- Data for processing:
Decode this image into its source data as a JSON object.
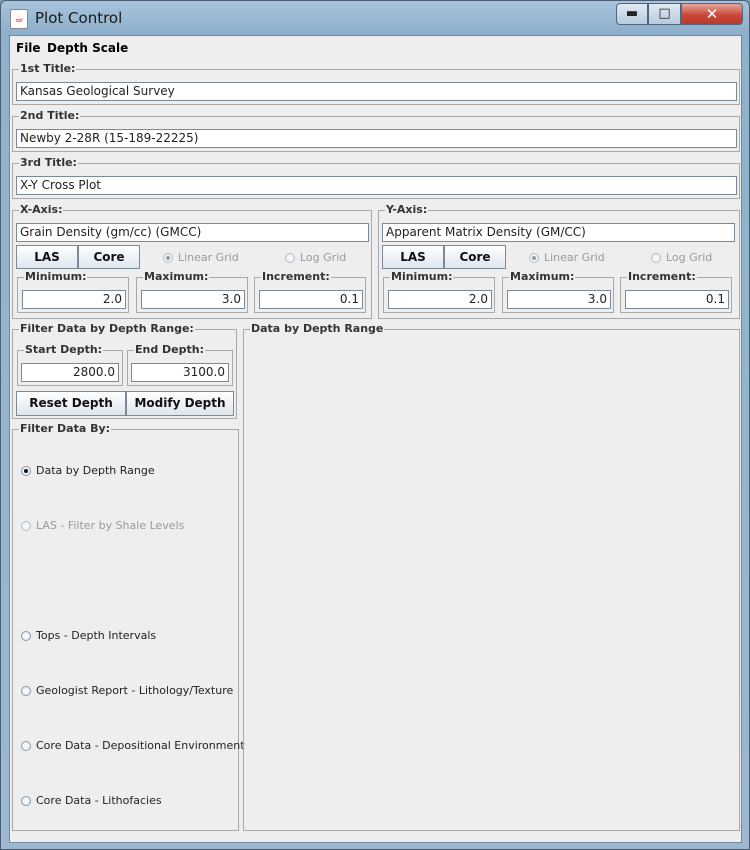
{
  "window": {
    "title": "Plot Control",
    "icon": "java-cup-icon"
  },
  "menu": [
    "File",
    "Depth Scale"
  ],
  "titles": [
    {
      "label": "1st Title:",
      "value": "Kansas Geological Survey"
    },
    {
      "label": "2nd Title:",
      "value": "Newby 2-28R (15-189-22225)"
    },
    {
      "label": "3rd Title:",
      "value": "X-Y Cross Plot"
    }
  ],
  "xaxis": {
    "label": "X-Axis:",
    "value": "Grain Density (gm/cc) (GMCC)",
    "btn_las": "LAS",
    "btn_core": "Core",
    "linear": "Linear Grid",
    "log": "Log Grid",
    "min_label": "Minimum:",
    "min": "2.0",
    "max_label": "Maximum:",
    "max": "3.0",
    "inc_label": "Increment:",
    "inc": "0.1"
  },
  "yaxis": {
    "label": "Y-Axis:",
    "value": "Apparent Matrix Density (GM/CC)",
    "btn_las": "LAS",
    "btn_core": "Core",
    "linear": "Linear Grid",
    "log": "Log Grid",
    "min_label": "Minimum:",
    "min": "2.0",
    "max_label": "Maximum:",
    "max": "3.0",
    "inc_label": "Increment:",
    "inc": "0.1"
  },
  "depth": {
    "label": "Filter Data by Depth Range:",
    "start_label": "Start Depth:",
    "start": "2800.0",
    "end_label": "End Depth:",
    "end": "3100.0",
    "reset": "Reset Depth",
    "modify": "Modify Depth"
  },
  "filter": {
    "label": "Filter Data By:",
    "options": [
      "Data by Depth Range",
      "LAS - Filter by Shale Levels",
      "Tops - Depth Intervals",
      "Geologist Report - Lithology/Texture",
      "Core Data - Depositional Environment",
      "Core Data - Lithofacies"
    ]
  },
  "panel": {
    "label": "Data by Depth Range"
  }
}
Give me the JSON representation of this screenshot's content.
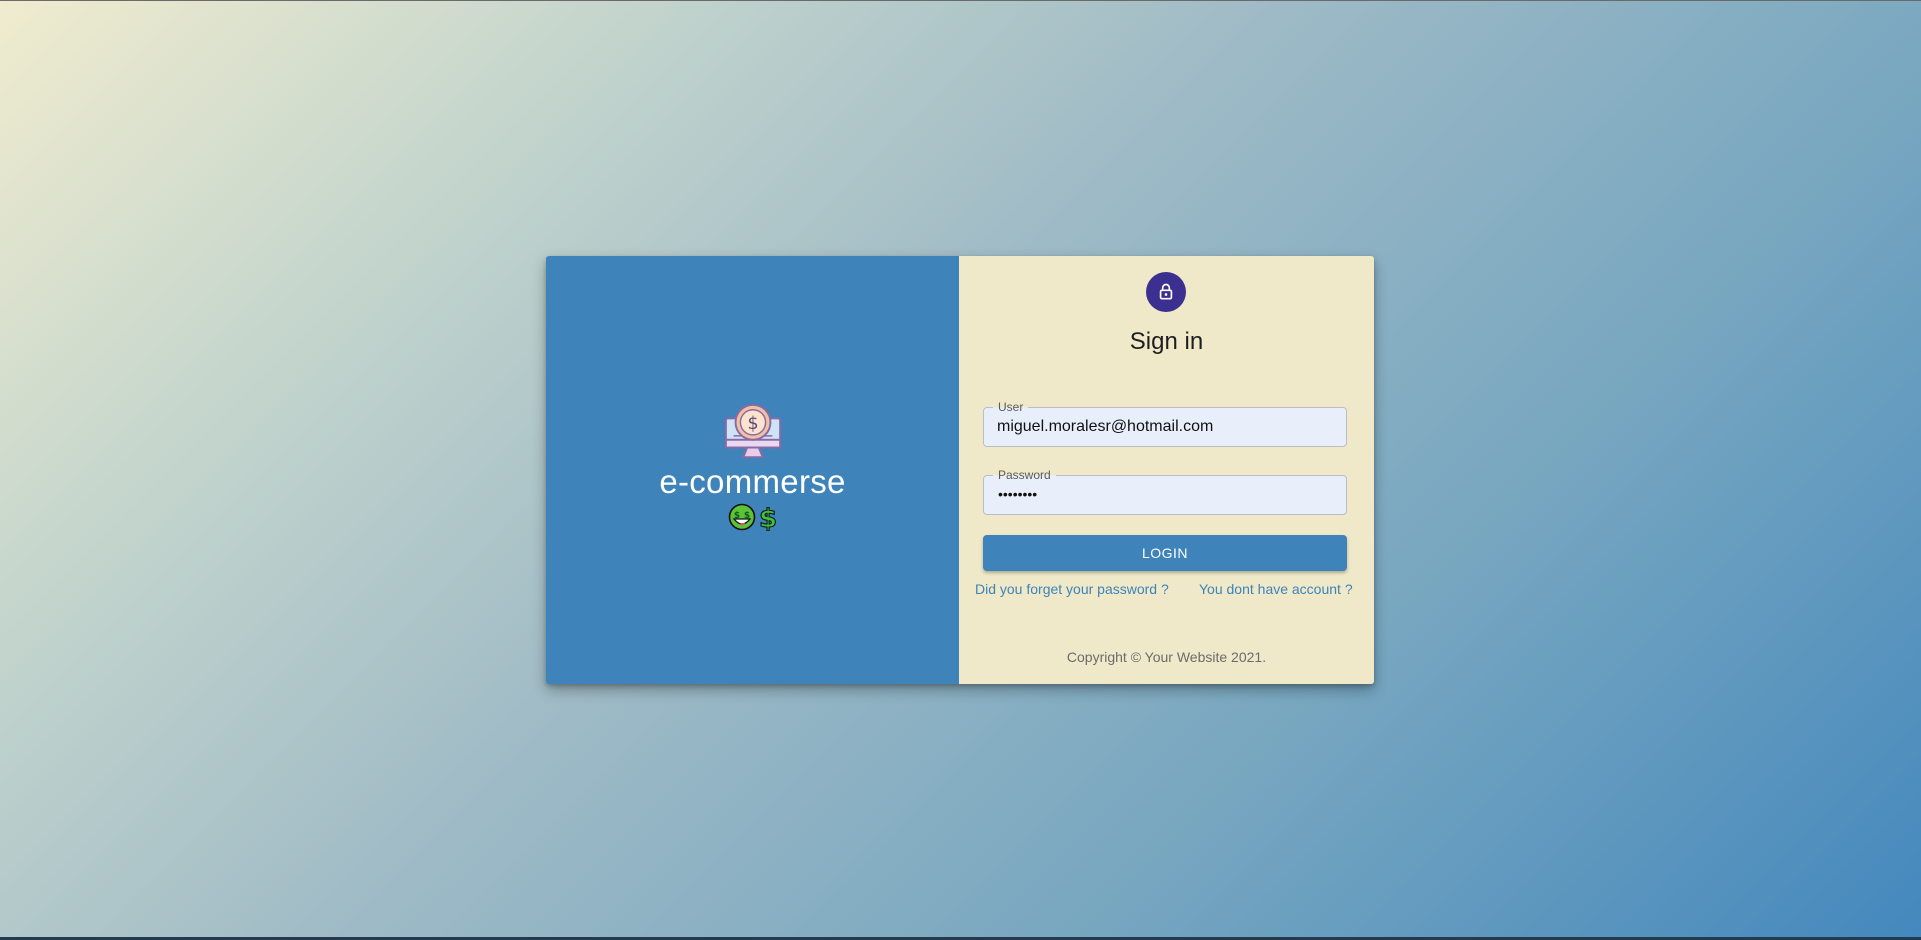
{
  "brand": {
    "name": "e-commerse",
    "logo_icon": "monitor-dollar-icon",
    "emojis": [
      "money-face-emoji",
      "dollar-sign-emoji"
    ]
  },
  "signin": {
    "icon": "lock-icon",
    "title": "Sign in",
    "user": {
      "label": "User",
      "value": "miguel.moralesr@hotmail.com"
    },
    "password": {
      "label": "Password",
      "value": "••••••••"
    },
    "login_label": "LOGIN",
    "forgot_link": "Did you forget your password ?",
    "signup_link": "You dont have account ?",
    "copyright": "Copyright © Your Website 2021."
  },
  "colors": {
    "primary": "#3e83b9",
    "avatar": "#3b2f8f",
    "panel": "#efe9ca",
    "input_bg": "#e8effb"
  }
}
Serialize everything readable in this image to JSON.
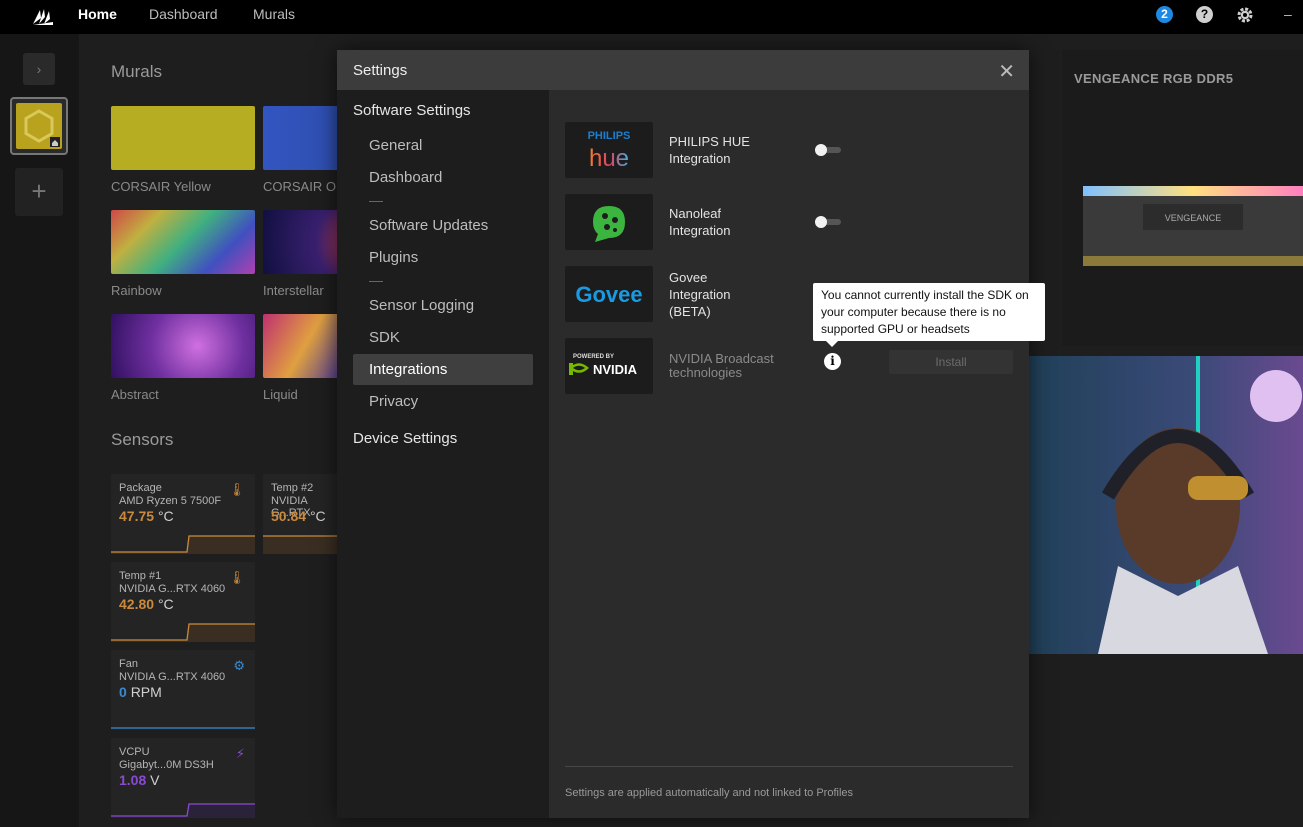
{
  "topbar": {
    "nav": [
      {
        "label": "Home",
        "active": true
      },
      {
        "label": "Dashboard",
        "active": false
      },
      {
        "label": "Murals",
        "active": false
      }
    ],
    "notification_count": "2",
    "help_glyph": "?",
    "minimize_glyph": "–"
  },
  "rail": {
    "toggle_glyph": "›",
    "add_glyph": "+"
  },
  "background": {
    "murals_title": "Murals",
    "murals": [
      {
        "label": "CORSAIR Yellow",
        "color": "#b7ad22"
      },
      {
        "label": "CORSAIR ON",
        "color": "#2a54b8"
      },
      {
        "label": "Rainbow",
        "color": "#c04040"
      },
      {
        "label": "Interstellar",
        "color": "#3a2a80"
      },
      {
        "label": "Abstract",
        "color": "#8a30b0"
      },
      {
        "label": "Liquid",
        "color": "#a04070"
      }
    ],
    "sensors_title": "Sensors",
    "sensors": [
      {
        "line1": "Package",
        "line2": "AMD Ryzen 5 7500F",
        "value": "47.75",
        "unit": "°C",
        "color": "#c98a3e",
        "icon": "thermometer-icon"
      },
      {
        "line1": "Temp #2",
        "line2": "NVIDIA G...RTX",
        "value": "50.84",
        "unit": "°C",
        "color": "#c98a3e",
        "icon": "thermometer-icon"
      },
      {
        "line1": "Temp #1",
        "line2": "NVIDIA G...RTX 4060",
        "value": "42.80",
        "unit": "°C",
        "color": "#c98a3e",
        "icon": "thermometer-icon"
      },
      {
        "line1": "Fan",
        "line2": "NVIDIA G...RTX 4060",
        "value": "0",
        "unit": "RPM",
        "color": "#3a8ad0",
        "icon": "fan-gear-icon"
      },
      {
        "line1": "VCPU",
        "line2": "Gigabyt...0M DS3H",
        "value": "1.08",
        "unit": "V",
        "color": "#8a4ad0",
        "icon": "lightning-icon"
      }
    ],
    "ram_title": "VENGEANCE RGB DDR5",
    "ram_label": "VENGEANCE"
  },
  "modal": {
    "title": "Settings",
    "close_glyph": "✕",
    "groups": {
      "software": "Software Settings",
      "device": "Device Settings"
    },
    "items": [
      {
        "label": "General"
      },
      {
        "label": "Dashboard"
      },
      {
        "label": "Software Updates"
      },
      {
        "label": "Plugins"
      },
      {
        "label": "Sensor Logging"
      },
      {
        "label": "SDK"
      },
      {
        "label": "Integrations",
        "selected": true
      },
      {
        "label": "Privacy"
      }
    ],
    "integrations": [
      {
        "name_line1": "PHILIPS HUE",
        "name_line2": "Integration",
        "logo_top": "PHILIPS",
        "logo_main": "hue",
        "toggle": false
      },
      {
        "name_line1": "Nanoleaf",
        "name_line2": "Integration",
        "logo_main": "nanoleaf",
        "toggle": false
      },
      {
        "name_line1": "Govee",
        "name_line2": "Integration",
        "name_line3": "(BETA)",
        "logo_main": "Govee"
      },
      {
        "name_line1": "NVIDIA Broadcast",
        "name_line2": "technologies",
        "logo_top": "POWERED BY",
        "logo_main": "NVIDIA",
        "install_label": "Install"
      }
    ],
    "info_glyph": "i",
    "tooltip": "You cannot currently install the SDK on your computer because there is no supported GPU or headsets",
    "footer": "Settings are applied automatically and not linked to Profiles"
  }
}
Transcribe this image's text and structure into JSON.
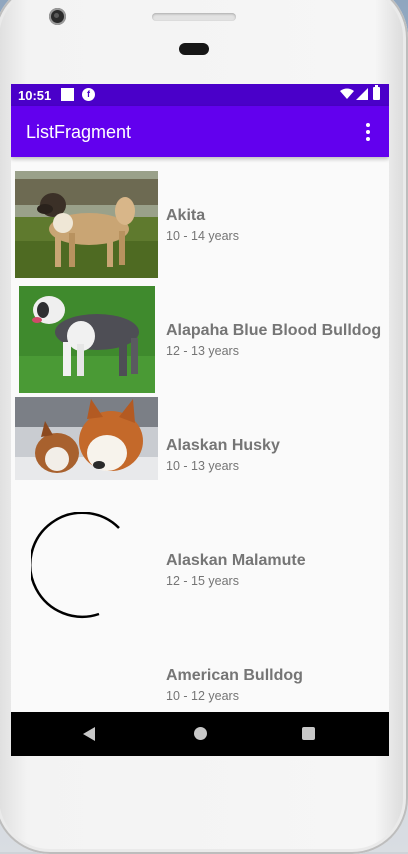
{
  "status_bar": {
    "time": "10:51",
    "icons": [
      "stop-square-icon",
      "notification-f-icon",
      "wifi-icon",
      "signal-icon",
      "battery-icon"
    ]
  },
  "app_bar": {
    "title": "ListFragment",
    "menu_icon": "overflow-menu-icon",
    "color": "#6200ee",
    "status_color": "#4a00c9"
  },
  "list": {
    "items": [
      {
        "name": "Akita",
        "years": "10 - 14 years",
        "image": "akita-photo"
      },
      {
        "name": "Alapaha Blue Blood Bulldog",
        "years": "12 - 13 years",
        "image": "alapaha-bulldog-photo"
      },
      {
        "name": "Alaskan Husky",
        "years": "10 - 13 years",
        "image": "alaskan-husky-photo"
      },
      {
        "name": "Alaskan Malamute",
        "years": "12 - 15 years",
        "image": "loading-spinner"
      },
      {
        "name": "American Bulldog",
        "years": "10 - 12 years",
        "image": ""
      }
    ],
    "text_color": "#757575"
  },
  "nav_bar": {
    "buttons": [
      "back-icon",
      "home-icon",
      "recents-icon"
    ]
  }
}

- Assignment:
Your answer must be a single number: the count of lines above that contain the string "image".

- Result of the exercise:
8